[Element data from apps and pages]
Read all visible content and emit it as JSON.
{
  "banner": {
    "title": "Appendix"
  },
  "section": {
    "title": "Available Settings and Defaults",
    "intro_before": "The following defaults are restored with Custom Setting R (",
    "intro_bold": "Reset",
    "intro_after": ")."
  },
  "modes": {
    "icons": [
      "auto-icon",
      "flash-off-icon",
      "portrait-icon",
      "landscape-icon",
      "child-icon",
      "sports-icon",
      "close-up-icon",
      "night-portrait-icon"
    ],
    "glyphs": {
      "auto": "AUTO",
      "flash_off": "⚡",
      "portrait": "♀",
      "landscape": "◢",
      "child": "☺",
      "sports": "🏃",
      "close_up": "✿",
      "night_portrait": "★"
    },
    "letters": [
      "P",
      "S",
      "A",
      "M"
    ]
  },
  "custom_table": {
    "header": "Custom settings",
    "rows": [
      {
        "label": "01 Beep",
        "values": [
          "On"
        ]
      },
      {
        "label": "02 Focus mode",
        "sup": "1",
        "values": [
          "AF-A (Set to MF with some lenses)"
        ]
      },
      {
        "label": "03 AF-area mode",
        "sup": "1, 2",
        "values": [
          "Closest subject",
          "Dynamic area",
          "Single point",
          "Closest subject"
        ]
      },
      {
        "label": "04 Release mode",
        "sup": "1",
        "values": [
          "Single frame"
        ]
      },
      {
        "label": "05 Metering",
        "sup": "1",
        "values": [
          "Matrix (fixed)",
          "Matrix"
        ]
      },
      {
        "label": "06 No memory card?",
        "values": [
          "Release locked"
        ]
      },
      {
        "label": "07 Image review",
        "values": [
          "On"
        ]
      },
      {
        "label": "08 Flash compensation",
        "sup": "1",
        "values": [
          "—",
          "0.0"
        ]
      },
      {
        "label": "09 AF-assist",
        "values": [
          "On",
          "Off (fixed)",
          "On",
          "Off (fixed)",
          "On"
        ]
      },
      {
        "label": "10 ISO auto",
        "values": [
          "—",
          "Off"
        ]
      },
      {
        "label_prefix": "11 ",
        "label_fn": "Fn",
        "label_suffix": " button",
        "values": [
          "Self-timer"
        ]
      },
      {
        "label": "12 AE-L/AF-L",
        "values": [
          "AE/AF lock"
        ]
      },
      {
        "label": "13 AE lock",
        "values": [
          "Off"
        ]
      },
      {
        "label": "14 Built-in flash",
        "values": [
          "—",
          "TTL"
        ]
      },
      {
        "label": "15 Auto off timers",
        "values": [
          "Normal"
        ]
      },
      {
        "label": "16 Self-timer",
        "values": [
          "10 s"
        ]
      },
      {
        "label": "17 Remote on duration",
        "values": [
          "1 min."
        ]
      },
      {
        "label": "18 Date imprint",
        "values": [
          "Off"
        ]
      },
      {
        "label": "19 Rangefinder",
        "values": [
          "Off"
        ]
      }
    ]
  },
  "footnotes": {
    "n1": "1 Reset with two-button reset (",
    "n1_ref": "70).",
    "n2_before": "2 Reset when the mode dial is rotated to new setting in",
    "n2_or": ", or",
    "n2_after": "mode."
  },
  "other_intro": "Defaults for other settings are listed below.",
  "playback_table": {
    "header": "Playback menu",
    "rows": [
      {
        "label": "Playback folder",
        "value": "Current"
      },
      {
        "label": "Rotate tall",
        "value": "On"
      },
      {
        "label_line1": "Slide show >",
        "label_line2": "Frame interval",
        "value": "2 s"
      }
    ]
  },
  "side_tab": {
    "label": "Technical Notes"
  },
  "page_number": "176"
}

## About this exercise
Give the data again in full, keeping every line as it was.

## Answer box
Read all visible content and emit it as JSON.
{
  "banner": {
    "title": "Appendix"
  },
  "section": {
    "title": "Available Settings and Defaults",
    "intro_before": "The following defaults are restored with Custom Setting R (",
    "intro_bold": "Reset",
    "intro_after": ")."
  },
  "modes": {
    "icons": [
      "auto-icon",
      "flash-off-icon",
      "portrait-icon",
      "landscape-icon",
      "child-icon",
      "sports-icon",
      "close-up-icon",
      "night-portrait-icon"
    ],
    "glyphs": {
      "auto": "AUTO",
      "flash_off": "⚡",
      "portrait": "♀",
      "landscape": "◢",
      "child": "☺",
      "sports": "🏃",
      "close_up": "✿",
      "night_portrait": "★"
    },
    "letters": [
      "P",
      "S",
      "A",
      "M"
    ]
  },
  "custom_table": {
    "header": "Custom settings",
    "rows": [
      {
        "label": "01 Beep",
        "values": [
          "On"
        ]
      },
      {
        "label": "02 Focus mode",
        "sup": "1",
        "values": [
          "AF-A (Set to MF with some lenses)"
        ]
      },
      {
        "label": "03 AF-area mode",
        "sup": "1, 2",
        "values": [
          "Closest subject",
          "Dynamic area",
          "Single point",
          "Closest subject"
        ]
      },
      {
        "label": "04 Release mode",
        "sup": "1",
        "values": [
          "Single frame"
        ]
      },
      {
        "label": "05 Metering",
        "sup": "1",
        "values": [
          "Matrix (fixed)",
          "Matrix"
        ]
      },
      {
        "label": "06 No memory card?",
        "values": [
          "Release locked"
        ]
      },
      {
        "label": "07 Image review",
        "values": [
          "On"
        ]
      },
      {
        "label": "08 Flash compensation",
        "sup": "1",
        "values": [
          "—",
          "0.0"
        ]
      },
      {
        "label": "09 AF-assist",
        "values": [
          "On",
          "Off (fixed)",
          "On",
          "Off (fixed)",
          "On"
        ]
      },
      {
        "label": "10 ISO auto",
        "values": [
          "—",
          "Off"
        ]
      },
      {
        "label_prefix": "11 ",
        "label_fn": "Fn",
        "label_suffix": " button",
        "values": [
          "Self-timer"
        ]
      },
      {
        "label": "12 AE-L/AF-L",
        "values": [
          "AE/AF lock"
        ]
      },
      {
        "label": "13 AE lock",
        "values": [
          "Off"
        ]
      },
      {
        "label": "14 Built-in flash",
        "values": [
          "—",
          "TTL"
        ]
      },
      {
        "label": "15 Auto off timers",
        "values": [
          "Normal"
        ]
      },
      {
        "label": "16 Self-timer",
        "values": [
          "10 s"
        ]
      },
      {
        "label": "17 Remote on duration",
        "values": [
          "1 min."
        ]
      },
      {
        "label": "18 Date imprint",
        "values": [
          "Off"
        ]
      },
      {
        "label": "19 Rangefinder",
        "values": [
          "Off"
        ]
      }
    ]
  },
  "footnotes": {
    "n1": "1 Reset with two-button reset (",
    "n1_ref": "70).",
    "n2_before": "2 Reset when the mode dial is rotated to new setting in",
    "n2_or": ", or",
    "n2_after": "mode."
  },
  "other_intro": "Defaults for other settings are listed below.",
  "playback_table": {
    "header": "Playback menu",
    "rows": [
      {
        "label": "Playback folder",
        "value": "Current"
      },
      {
        "label": "Rotate tall",
        "value": "On"
      },
      {
        "label_line1": "Slide show >",
        "label_line2": "Frame interval",
        "value": "2 s"
      }
    ]
  },
  "side_tab": {
    "label": "Technical Notes"
  },
  "page_number": "176"
}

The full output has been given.